School days are upon us again. There will be broken pencils and slow computers, late night study-sessions and pop-quizzes, new friends and classmate conflicts, gifted teachers and “light bulb” moments, and maybe even a few tears. And there will be lots and lots of reading.
But more certain than any of the predictable moments of the school year is this truth: “Surely [not maybe] goodness and mercy shall follow me all [not some] of the days of my life” (Ps. 23:6, emphasis mine).
“With God these qualities are not merely solid and dependable” explains Derek Kidner, “but vigorous—for ‘follow’ does not mean here to bring up the rear but to pursue.”
If you are a Christian, goodness and mercy pursue you “always” says Charles Spurgeon: “the black days as well as the bright days. Goodness supplies our needs, and mercy blots out our sins.”
Goodness is shadowing us in the halls of school or the kitchen table at home to provide all we need—strength, wisdom, perseverance and patience—to help us glorify God. And mercy is right behind, to pick us up when we fall, bringing pardon for our sins through the blood of Jesus Christ.
What a promise to take with us into the first days of school—and all the school days thereafter!
Happy 5 years to the girl who makes her family laugh! You are loved, Emmy!
Labor Day is for many, a day to rest from work. But how do we find rest for our restless souls? Scripture, which is always saying things we don’t expect, tells us to find rest by walking.
“Thus says the Lord: ‘Stand by the roads, and look, and ask for the ancient paths, where the good way is; and walk in it, and find rest for your souls. But they said, ‘We will not walk in it.’” (Jer. 6:16, emphasis mine)
Rest for our souls is found when we search out and walk in the ancient paths, on God’s Good Highway. How do we do this? Through repentance and obedience to God’s Word. Our souls find rest when, by the power only available through the gospel of Jesus Christ, we obey.
This isn’t always the answer we want to hear. Like the original recipients of God’s message through the prophet, we often cross our arms and stand still. We want to find rest some other way than God’s way. Derek Kidner comments:

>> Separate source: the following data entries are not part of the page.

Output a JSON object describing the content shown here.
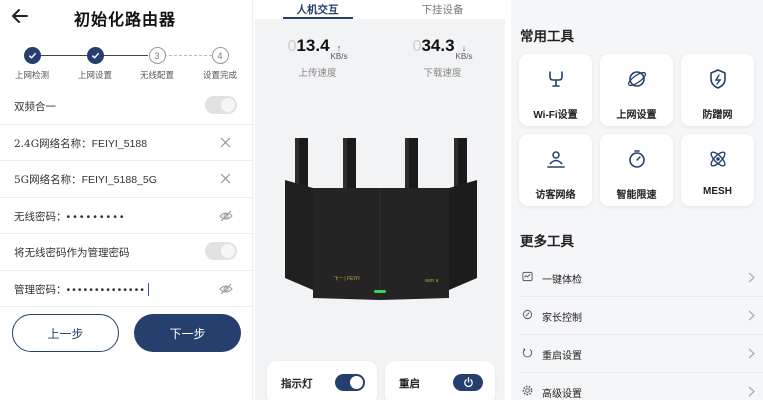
{
  "setup": {
    "title": "初始化路由器",
    "steps": [
      {
        "label": "上网检测",
        "mark": "✓",
        "state": "done"
      },
      {
        "label": "上网设置",
        "mark": "✓",
        "state": "done"
      },
      {
        "label": "无线配置",
        "mark": "3",
        "state": "current"
      },
      {
        "label": "设置完成",
        "mark": "4",
        "state": "todo"
      }
    ],
    "dual_band": {
      "label": "双频合一",
      "on": false
    },
    "ssid_24g": {
      "label": "2.4G网络名称：",
      "value": "FEIYI_5188"
    },
    "ssid_5g": {
      "label": "5G网络名称：",
      "value": "FEIYI_5188_5G"
    },
    "wifi_password": {
      "label": "无线密码：",
      "value": "•••••••••"
    },
    "use_as_admin": {
      "label": "将无线密码作为管理密码",
      "on": false
    },
    "admin_password": {
      "label": "管理密码：",
      "value": "••••••••••••••"
    },
    "prev_label": "上一步",
    "next_label": "下一步"
  },
  "device": {
    "tabs": [
      {
        "label": "人机交互",
        "active": true
      },
      {
        "label": "下挂设备",
        "active": false
      }
    ],
    "upload": {
      "zero": "0",
      "value": "13.4",
      "unit": "KB/s",
      "arrow": "↑",
      "label": "上传速度"
    },
    "download": {
      "zero": "0",
      "value": "34.3",
      "unit": "KB/s",
      "arrow": "↓",
      "label": "下载速度"
    },
    "router_brand": "飞一 | FEIYI",
    "router_model": "WIFI 6",
    "indicator": {
      "label": "指示灯",
      "on": true
    },
    "reboot": {
      "label": "重启"
    }
  },
  "tools": {
    "common_title": "常用工具",
    "common": [
      {
        "label": "Wi-Fi设置",
        "icon": "wifi-settings-icon"
      },
      {
        "label": "上网设置",
        "icon": "internet-settings-icon"
      },
      {
        "label": "防蹭网",
        "icon": "shield-icon"
      },
      {
        "label": "访客网络",
        "icon": "guest-network-icon"
      },
      {
        "label": "智能限速",
        "icon": "speed-limit-icon"
      },
      {
        "label": "MESH",
        "icon": "mesh-icon"
      }
    ],
    "more_title": "更多工具",
    "more": [
      {
        "label": "一键体检",
        "icon": "health-check-icon"
      },
      {
        "label": "家长控制",
        "icon": "parental-control-icon"
      },
      {
        "label": "重启设置",
        "icon": "restart-icon"
      },
      {
        "label": "高级设置",
        "icon": "gear-icon"
      }
    ]
  },
  "colors": {
    "accent": "#26406e",
    "toggle_off": "#e2e2e2",
    "panel_bg": "#f2f3f5"
  }
}
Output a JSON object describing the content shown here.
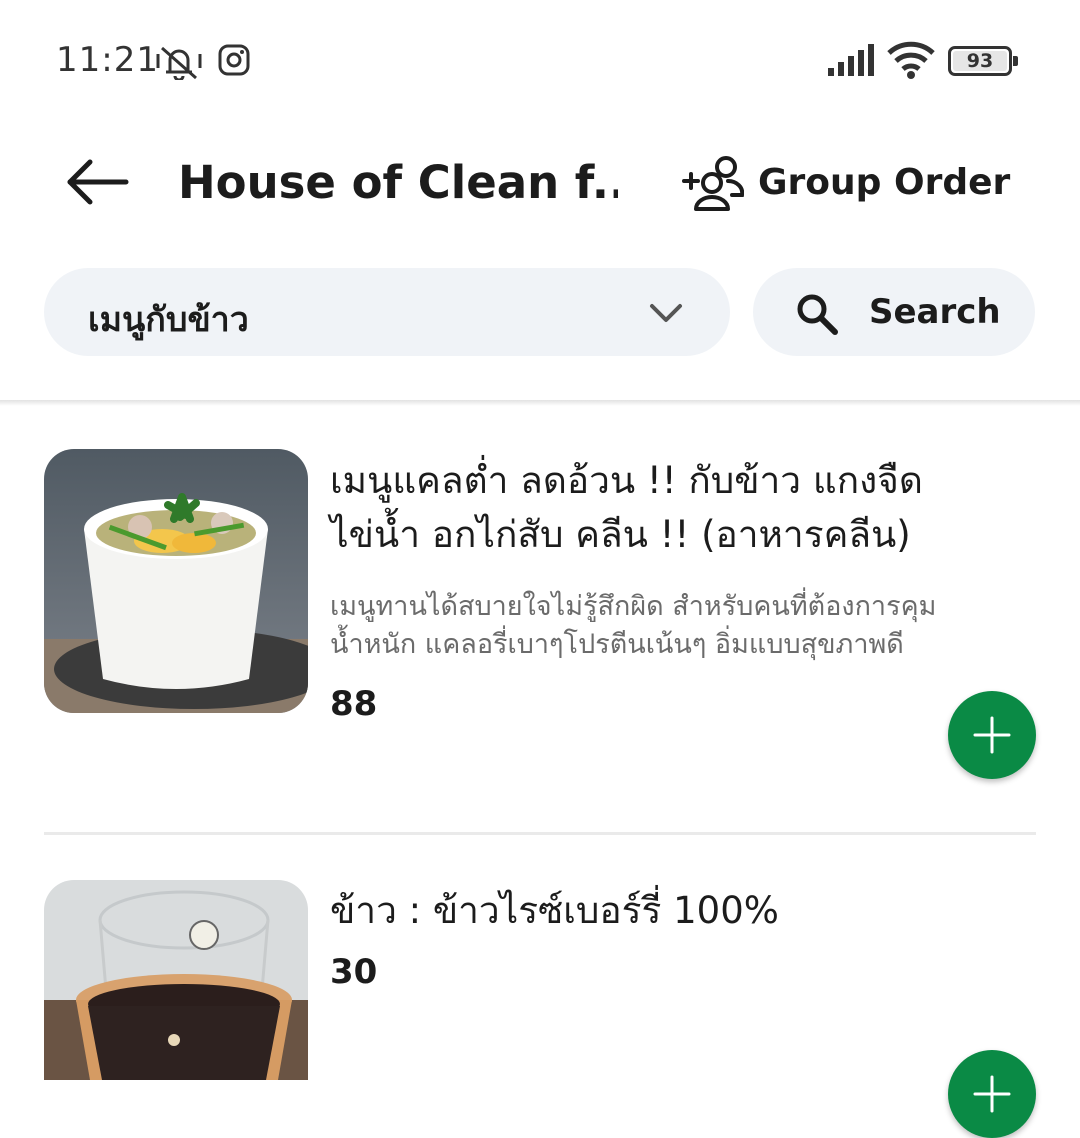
{
  "status_bar": {
    "time": "11:21",
    "battery": "93",
    "icons": [
      "vibrate-off-icon",
      "instagram-icon",
      "signal-icon",
      "wifi-icon",
      "battery-icon"
    ]
  },
  "header": {
    "back_icon": "arrow-left-icon",
    "title": "House of Clean f...",
    "group_order_icon": "add-people-icon",
    "group_order_label": "Group Order"
  },
  "filters": {
    "category_selected": "เมนูกับข้าว",
    "search_label": "Search"
  },
  "menu_items": [
    {
      "name_line1": "เมนูแคลต่ำ ลดอ้วน !! กับข้าว แกงจืด",
      "name_line2": "ไข่น้ำ อกไก่สับ คลีน !! (อาหารคลีน)",
      "desc_line1": "เมนูทานได้สบายใจไม่รู้สึกผิด สำหรับคนที่ต้องการคุม",
      "desc_line2": "น้ำหนัก  แคลอรี่เบาๆโปรตีนเน้นๆ อิ่มแบบสุขภาพดี",
      "price": "88"
    },
    {
      "name_line1": "ข้าว : ข้าวไรซ์เบอร์รี่ 100%",
      "price": "30"
    }
  ],
  "colors": {
    "accent_green": "#0a8a45",
    "pill_bg": "#f0f3f7"
  }
}
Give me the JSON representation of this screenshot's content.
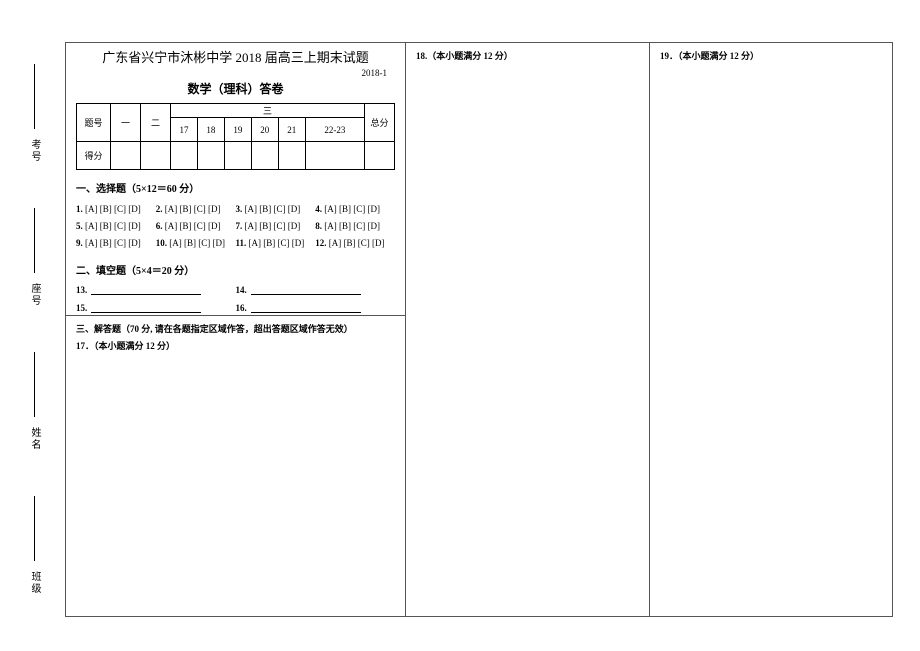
{
  "header": {
    "title_main": "广东省兴宁市沐彬中学 2018 届高三上期末试题",
    "date": "2018-1",
    "title_sub": "数学（理科）答卷"
  },
  "score_table": {
    "row_label_q": "题号",
    "row_label_s": "得分",
    "col_one": "一",
    "col_two": "二",
    "col_three": "三",
    "sub_17": "17",
    "sub_18": "18",
    "sub_19": "19",
    "sub_20": "20",
    "sub_21": "21",
    "sub_22_23": "22-23",
    "col_total": "总分"
  },
  "section1": {
    "heading": "一、选择题（5×12＝60 分）",
    "items": [
      {
        "n": "1.",
        "opts": "[A] [B] [C] [D]"
      },
      {
        "n": "2.",
        "opts": "[A] [B] [C] [D]"
      },
      {
        "n": "3.",
        "opts": "[A] [B] [C] [D]"
      },
      {
        "n": "4.",
        "opts": "[A] [B] [C] [D]"
      },
      {
        "n": "5.",
        "opts": "[A] [B] [C] [D]"
      },
      {
        "n": "6.",
        "opts": "[A] [B] [C] [D]"
      },
      {
        "n": "7.",
        "opts": "[A] [B] [C] [D]"
      },
      {
        "n": "8.",
        "opts": "[A] [B] [C] [D]"
      },
      {
        "n": "9.",
        "opts": "[A] [B] [C] [D]"
      },
      {
        "n": "10.",
        "opts": "[A] [B] [C] [D]"
      },
      {
        "n": "11.",
        "opts": "[A] [B] [C] [D]"
      },
      {
        "n": "12.",
        "opts": "[A] [B] [C] [D]"
      }
    ]
  },
  "section2": {
    "heading": "二、填空题（5×4＝20 分）",
    "items": [
      {
        "n": "13."
      },
      {
        "n": "14."
      },
      {
        "n": "15."
      },
      {
        "n": "16."
      }
    ]
  },
  "section3": {
    "heading": "三、解答题（70 分, 请在各题指定区域作答，超出答题区域作答无效）",
    "q17": "17．（本小题满分 12 分）"
  },
  "q18": "18.（本小题满分 12 分）",
  "q19": "19．（本小题满分 12 分）",
  "sidebar": {
    "exam_no": "考号",
    "seat_no": "座号",
    "name": "姓名",
    "class": "班级"
  }
}
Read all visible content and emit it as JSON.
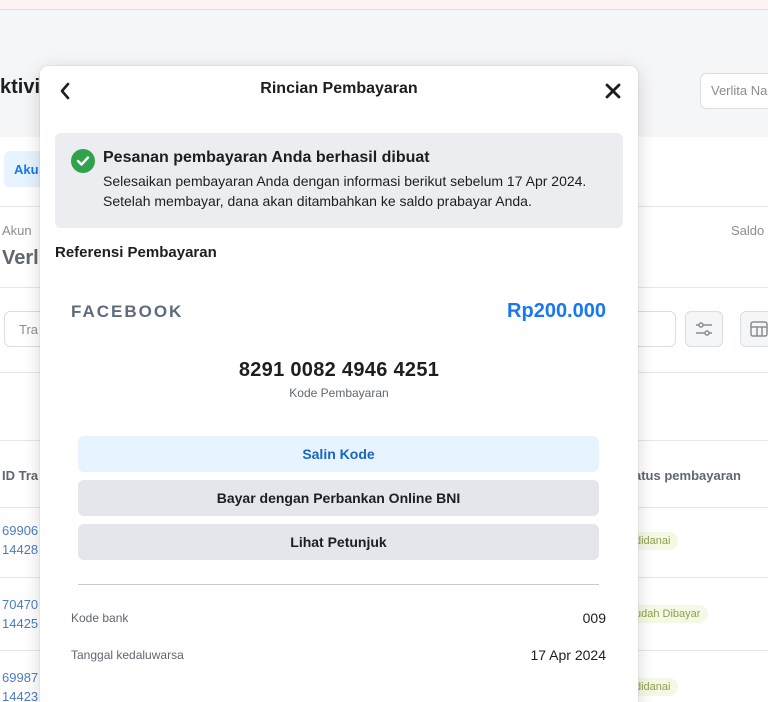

As for the compassionate offer of rest for your souls, it is brushed aside—for as sinners we do not take kindly either to God’s diagnosis of our restless state or to his remedy for it. That remedy…both here and in our Lord’s quotation of the last line (Mt. 11:29), is no rest-cure but a redirection: the blessed relief of stepping out along the right way. Jesus interprets this in personal terms of walking with him as his working partners (‘my yoke upon you’) and his pupils (‘learn from me’). ~The Message of Jeremiah, p. 46, emphasis mine
We find relief from the weariness of sin when we walk with God as his servants and his students. We find rest for our souls when we take a step of repentance for our laziness or anger, our anxiety or our judging and trust in the forgiveness that comes only through the atoning death of Jesus Christ.
So what good and ancient road of obedience do we need to take a step down today?
Let’s walk to get some rest.